In its treatment of the interaction between symbolic colors and photo-generated images, Garden of Light  evidences that the ‘fullness’ of painting cannot be envisioned simply in terms of smart brushwork in oil paint on a primed surface, just as its emptiness cannot be measured only by the degrees of self-negation that a picture enacts with respect to the history of the medium. The allover proliferation of twisting black, blue, green, and crimson serpents over the intensely red ground of Monocled Cobra and King Snake  seems to evoke and mimic the gestural expanse of Pollock’s drip paintings, yet does not avoid the metaphorical surge of the snake pit or the long history of demonic and divinic associations that culture and religion have piled on these erectile reptiles. Surely serpents do not signify nature less than seeds and flowers do, but the intertwining and overlapping of Nature and Culture in this picture, just like the intertwining and overlapping of cobras and king snakes on its surface, carries all the psychological and aesthetic conflicts of which contemporary painting has become a repository.
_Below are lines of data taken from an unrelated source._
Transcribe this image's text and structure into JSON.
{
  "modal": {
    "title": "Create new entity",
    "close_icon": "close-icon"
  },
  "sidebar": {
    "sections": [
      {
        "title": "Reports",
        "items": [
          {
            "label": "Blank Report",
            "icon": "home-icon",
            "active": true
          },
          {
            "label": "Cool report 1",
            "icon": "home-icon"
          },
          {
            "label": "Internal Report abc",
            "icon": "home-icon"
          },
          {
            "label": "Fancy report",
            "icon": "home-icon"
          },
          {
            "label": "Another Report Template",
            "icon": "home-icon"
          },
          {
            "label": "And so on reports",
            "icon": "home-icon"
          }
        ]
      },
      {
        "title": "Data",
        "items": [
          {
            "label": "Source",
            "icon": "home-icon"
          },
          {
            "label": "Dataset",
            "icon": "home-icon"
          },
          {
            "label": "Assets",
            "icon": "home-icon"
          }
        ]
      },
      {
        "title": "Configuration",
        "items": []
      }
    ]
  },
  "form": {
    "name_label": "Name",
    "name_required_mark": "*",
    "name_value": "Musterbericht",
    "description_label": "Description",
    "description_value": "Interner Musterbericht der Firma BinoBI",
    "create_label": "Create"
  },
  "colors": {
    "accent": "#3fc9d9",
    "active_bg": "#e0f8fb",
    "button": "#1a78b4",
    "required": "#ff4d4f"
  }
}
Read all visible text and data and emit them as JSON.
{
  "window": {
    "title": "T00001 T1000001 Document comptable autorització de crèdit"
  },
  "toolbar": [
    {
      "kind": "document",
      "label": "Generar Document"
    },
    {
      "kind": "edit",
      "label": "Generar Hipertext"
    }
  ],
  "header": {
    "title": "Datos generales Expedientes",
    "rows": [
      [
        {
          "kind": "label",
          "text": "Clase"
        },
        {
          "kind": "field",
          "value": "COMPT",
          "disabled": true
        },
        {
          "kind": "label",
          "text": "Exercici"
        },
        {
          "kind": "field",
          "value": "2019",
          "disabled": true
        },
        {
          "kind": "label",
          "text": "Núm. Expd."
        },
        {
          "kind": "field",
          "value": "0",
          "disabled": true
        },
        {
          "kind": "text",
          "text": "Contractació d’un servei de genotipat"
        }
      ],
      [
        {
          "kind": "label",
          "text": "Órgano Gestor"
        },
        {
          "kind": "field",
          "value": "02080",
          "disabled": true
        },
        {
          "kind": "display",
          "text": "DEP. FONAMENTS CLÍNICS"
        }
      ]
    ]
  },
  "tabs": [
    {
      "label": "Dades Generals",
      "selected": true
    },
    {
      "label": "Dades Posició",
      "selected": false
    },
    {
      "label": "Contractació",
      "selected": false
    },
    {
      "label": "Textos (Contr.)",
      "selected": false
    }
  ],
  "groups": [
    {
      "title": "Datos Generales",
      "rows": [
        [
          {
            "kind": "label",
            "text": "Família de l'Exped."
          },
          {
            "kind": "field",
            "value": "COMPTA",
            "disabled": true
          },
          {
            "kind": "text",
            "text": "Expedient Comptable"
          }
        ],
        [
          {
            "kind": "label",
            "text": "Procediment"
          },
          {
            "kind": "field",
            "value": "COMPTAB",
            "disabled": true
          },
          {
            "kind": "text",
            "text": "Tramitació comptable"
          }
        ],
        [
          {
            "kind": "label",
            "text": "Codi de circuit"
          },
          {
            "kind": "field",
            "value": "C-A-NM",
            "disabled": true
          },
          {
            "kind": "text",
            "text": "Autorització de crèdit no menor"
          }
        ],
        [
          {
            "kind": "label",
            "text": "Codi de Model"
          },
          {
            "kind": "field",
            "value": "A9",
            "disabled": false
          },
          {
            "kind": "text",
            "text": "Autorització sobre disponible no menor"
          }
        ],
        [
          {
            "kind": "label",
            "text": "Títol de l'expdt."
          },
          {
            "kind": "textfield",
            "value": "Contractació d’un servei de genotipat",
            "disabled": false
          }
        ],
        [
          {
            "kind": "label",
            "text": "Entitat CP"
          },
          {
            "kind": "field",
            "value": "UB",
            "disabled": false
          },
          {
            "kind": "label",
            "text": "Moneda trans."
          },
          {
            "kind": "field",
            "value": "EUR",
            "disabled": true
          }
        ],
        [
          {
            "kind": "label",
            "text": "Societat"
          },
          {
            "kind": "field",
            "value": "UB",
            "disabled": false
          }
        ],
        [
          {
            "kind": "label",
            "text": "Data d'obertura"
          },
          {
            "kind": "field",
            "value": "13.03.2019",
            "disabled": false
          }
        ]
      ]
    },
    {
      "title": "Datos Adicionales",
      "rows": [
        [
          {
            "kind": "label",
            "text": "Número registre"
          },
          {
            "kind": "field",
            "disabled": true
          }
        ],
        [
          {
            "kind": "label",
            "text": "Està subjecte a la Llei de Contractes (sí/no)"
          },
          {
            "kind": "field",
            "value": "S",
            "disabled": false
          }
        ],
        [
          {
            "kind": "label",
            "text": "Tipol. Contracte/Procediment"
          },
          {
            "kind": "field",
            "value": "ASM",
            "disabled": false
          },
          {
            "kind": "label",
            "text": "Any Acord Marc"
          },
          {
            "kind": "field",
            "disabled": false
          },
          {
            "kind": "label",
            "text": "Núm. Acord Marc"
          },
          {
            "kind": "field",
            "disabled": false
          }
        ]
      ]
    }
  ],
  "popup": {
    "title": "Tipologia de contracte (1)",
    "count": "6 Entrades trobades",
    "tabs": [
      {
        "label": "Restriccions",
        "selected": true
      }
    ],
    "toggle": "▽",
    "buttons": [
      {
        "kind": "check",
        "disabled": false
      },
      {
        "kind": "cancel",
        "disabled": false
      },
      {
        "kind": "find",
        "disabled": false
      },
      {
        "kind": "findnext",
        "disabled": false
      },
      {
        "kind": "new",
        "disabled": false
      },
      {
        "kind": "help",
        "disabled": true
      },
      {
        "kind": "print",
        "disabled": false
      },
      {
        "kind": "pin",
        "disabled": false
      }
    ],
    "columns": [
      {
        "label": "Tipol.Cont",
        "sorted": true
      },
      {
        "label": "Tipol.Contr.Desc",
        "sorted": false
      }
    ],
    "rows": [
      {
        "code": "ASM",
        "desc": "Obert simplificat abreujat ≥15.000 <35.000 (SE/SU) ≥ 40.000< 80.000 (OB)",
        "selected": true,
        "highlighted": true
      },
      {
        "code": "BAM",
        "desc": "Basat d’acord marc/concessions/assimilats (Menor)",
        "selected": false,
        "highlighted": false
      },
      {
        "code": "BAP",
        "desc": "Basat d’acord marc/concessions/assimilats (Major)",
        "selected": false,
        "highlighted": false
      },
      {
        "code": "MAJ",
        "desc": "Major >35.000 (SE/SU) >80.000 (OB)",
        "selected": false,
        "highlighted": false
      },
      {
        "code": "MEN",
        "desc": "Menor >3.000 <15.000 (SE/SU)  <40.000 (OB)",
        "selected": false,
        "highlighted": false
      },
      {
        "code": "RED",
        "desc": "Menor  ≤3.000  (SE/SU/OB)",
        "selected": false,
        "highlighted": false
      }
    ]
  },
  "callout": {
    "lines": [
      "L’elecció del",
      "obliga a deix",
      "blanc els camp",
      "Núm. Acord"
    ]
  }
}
As in Garden of Light, the compounding of seeds, ferns, and Buddhist script suggests an angelic imagery, with their transparency and shadowiness resulting in an ectoplasmic ascending of astral creatures, the chthonic implications of the snakes in this work conversely insinuate a falling down, an infernal descent. Here too the picture started with an oil silkscreening on the raw canvas of four separate screens of monocled cobras and horizontally striped king snakes facing each other, in battle formation as it were. To underline the depth of the battle, the artist used ten to twelve degrees of density of the various oil colors in imprinting the snakes. He then saturated the canvas with a deep red acrylic wash, over which he later collaged six different sets of striped king snakes and monocled cobras, silkscreened onto Gampi paper in a blend of crimson, green, and blue hues, but now in a position of rest rather than battle. Another layer of deep red wash was finally applied to the surface of the picture, again to blend battle and rest into a single field of Demonic energy. In this way Taaffe exorcises the demons of Abstract Expressionism still haunting American Art as the last enunciation of the Sublime that painting has been able to sustain.



[Translated from the Italian by Marguerite Shore]


Published on the occasion of the exhibition
October 18 – November 15, 1997
at the Mario Diacono Gallery
208 South Street, Boston
Text copyright © Mario Diacono 1997. All rights reserved.